New pay slips requirements from April 2019
New payslip requirements are set to come into force, requiring itemised calculations for variable rates of pay and hours worked. Alongside, the requirement for payslips will be extended to include workers, not just employees. Gina McCadden, Employment Solicitor, explains these changes in more detail.
The amendments to the 1996 Employment Rights Act will come into force on April 6 2019. From that date, employees and workers, including those under casual or zero hours contracts, must receive correctly detailed written, printed or electronic payslips.
Pay slip inclusions
From April 6 2019, the following details must be included in pay slips:
- the amount of gross wages or salary
- for any part that varies according to time worked, the total number of hours worked and the rate of pay, either as a single aggregate figure or separately for each type of work or rate of pay
- the amounts of any deductions and what they relate to
- the net amount of wages or salary payable
- if paid in parts, the amount and payment method for each part.
The greater detail is designed to help employees understand their pay and ensure they are being paid correctly.
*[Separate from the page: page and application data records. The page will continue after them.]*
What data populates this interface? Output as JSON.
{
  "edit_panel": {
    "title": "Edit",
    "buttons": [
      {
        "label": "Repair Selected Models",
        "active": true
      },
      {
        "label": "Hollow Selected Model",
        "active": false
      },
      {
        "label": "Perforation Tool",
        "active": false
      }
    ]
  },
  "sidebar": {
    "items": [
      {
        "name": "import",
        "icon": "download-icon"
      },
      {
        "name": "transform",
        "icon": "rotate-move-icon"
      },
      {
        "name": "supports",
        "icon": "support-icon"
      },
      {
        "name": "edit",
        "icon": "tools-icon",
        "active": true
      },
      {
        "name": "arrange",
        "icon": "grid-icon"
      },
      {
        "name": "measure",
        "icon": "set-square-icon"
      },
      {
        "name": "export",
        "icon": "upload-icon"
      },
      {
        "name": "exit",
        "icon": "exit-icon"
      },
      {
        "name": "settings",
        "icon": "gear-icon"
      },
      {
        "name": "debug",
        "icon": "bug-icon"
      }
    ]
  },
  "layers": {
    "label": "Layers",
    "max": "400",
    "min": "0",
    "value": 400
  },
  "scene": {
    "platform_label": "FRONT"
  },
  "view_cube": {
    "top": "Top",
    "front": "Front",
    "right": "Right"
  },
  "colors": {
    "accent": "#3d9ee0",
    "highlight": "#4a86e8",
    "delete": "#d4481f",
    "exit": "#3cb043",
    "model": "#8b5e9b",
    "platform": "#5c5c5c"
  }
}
By doing so, it will become more transparent if an employer is not meeting their obligations regarding National Minimum Wage, National Living Wage regulations and holiday pay.
For some employers, new payroll procedures and alternative software may be needed to satisfy the new requirements. A more complex question for many employers will be whether someone is an employee, a worker or a self-employed contractor.
Many organisations do not recognise that even where someone is not an employee, they may still be categorised as a ‘worker’ and be entitled to certain rights such as the National Minimum Wage, paid holiday and sick leave.
The boundaries as to who is a worker and who is self-employed are increasingly difficult to clarify following high-profile cases involving Uber and other so-called gig economy companies, with individuals winning the right to be treated as a worker, rather than a self-employed contractor.
“Many employers are not meeting legal minimum requirements because they do not understand their employment law obligations when it comes to workers,” explains Gina. “The distinctions between an employee, a worker and a self-employed contractor may not be clear for some organisations; we have worked with many employers across Hampshire defining their workforce to ensure they are complying with the necessary regulations and reducing the risk of future tribunal claims against them. If an employer is in any doubt about the status of their workforce, we would recommend they seek legal advice before proceeding with the regulations regarding pay slips.”
You can contact Gina or the Employment team with any questions regarding the changes to pay slips or to discuss employment status on 02380 717717 or email email@example.com.
This is for information purposes only and is no substitute for, and should not be interpreted as, legal advice. All content was correct at the time of publishing and we cannot be held responsible for any changes that may invalidate this article.